### EXERCISE DESCRIPTION
The output should be all lines of the entries below in which the word "JSON" occurs.

Data about app and page elements
╭──

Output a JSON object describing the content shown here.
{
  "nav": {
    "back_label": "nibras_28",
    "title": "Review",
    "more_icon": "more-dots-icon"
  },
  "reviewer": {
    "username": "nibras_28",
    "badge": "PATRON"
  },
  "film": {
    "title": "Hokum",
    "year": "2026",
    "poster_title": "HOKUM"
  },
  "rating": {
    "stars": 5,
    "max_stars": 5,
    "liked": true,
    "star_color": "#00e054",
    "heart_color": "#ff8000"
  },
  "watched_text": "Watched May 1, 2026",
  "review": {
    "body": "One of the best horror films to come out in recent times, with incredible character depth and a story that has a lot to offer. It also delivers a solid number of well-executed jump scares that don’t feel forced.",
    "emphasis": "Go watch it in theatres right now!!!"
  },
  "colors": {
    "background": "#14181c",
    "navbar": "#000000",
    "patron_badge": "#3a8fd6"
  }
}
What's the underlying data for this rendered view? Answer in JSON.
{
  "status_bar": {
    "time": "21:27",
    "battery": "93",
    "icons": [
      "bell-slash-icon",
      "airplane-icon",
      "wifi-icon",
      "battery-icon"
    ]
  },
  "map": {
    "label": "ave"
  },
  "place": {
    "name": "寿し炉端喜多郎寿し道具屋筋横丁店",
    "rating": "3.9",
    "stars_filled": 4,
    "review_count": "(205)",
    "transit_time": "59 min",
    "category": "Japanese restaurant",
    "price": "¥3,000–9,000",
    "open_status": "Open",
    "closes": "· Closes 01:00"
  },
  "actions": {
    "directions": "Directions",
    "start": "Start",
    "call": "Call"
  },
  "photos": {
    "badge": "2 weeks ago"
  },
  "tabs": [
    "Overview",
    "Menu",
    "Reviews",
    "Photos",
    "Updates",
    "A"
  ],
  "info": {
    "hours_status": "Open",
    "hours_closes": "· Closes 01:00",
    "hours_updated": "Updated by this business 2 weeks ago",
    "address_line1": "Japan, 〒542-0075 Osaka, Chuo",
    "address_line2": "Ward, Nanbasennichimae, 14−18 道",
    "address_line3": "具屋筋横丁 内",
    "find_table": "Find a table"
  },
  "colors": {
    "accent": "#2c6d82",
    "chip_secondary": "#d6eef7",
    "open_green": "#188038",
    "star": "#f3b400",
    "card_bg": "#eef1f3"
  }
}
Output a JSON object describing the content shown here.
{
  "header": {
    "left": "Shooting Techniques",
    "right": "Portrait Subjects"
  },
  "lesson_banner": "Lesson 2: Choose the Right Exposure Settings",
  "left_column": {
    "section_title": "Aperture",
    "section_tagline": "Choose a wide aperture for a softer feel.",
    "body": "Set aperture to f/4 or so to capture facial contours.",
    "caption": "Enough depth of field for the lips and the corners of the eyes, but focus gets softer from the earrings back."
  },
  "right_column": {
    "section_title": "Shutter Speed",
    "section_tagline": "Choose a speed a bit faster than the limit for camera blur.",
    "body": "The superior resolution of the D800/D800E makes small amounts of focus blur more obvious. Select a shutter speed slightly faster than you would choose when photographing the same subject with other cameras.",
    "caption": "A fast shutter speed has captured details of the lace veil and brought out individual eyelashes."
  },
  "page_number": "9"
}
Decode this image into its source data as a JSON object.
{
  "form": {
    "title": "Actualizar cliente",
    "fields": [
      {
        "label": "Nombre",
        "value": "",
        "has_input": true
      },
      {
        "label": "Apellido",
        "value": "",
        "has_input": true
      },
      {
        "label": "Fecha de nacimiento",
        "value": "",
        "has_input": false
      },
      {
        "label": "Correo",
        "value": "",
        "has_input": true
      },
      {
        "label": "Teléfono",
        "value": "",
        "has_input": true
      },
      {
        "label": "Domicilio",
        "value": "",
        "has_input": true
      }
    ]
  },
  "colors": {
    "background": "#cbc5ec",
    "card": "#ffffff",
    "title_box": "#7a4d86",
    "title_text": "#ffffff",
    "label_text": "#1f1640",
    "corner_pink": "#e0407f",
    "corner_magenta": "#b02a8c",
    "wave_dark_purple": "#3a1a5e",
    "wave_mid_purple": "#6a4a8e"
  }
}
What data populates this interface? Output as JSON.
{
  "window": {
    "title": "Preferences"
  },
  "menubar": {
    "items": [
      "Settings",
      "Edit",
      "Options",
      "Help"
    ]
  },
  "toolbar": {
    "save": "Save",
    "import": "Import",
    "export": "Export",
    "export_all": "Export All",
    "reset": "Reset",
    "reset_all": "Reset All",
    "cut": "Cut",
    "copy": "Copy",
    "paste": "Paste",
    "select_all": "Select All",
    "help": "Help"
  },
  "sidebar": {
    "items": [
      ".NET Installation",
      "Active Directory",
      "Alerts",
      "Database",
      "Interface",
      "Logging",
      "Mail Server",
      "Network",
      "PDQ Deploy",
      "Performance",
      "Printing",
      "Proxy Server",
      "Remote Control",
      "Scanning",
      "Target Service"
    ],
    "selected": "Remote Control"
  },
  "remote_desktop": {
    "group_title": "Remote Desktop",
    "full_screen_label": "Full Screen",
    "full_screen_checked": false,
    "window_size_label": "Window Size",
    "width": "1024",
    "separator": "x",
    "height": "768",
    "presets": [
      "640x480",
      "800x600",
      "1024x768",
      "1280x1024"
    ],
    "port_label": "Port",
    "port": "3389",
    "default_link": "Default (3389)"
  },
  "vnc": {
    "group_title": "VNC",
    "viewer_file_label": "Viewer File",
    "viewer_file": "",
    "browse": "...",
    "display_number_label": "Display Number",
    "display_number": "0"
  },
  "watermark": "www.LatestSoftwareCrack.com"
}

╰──

### FINISHED EXERCISE
Output a JSON object describing the content shown here.
What's the underlying data for this rendered view? Answer in JSON.
Output a JSON object describing the content shown here.
Decode this image into its source data as a JSON object.
What data populates this interface? Output as JSON.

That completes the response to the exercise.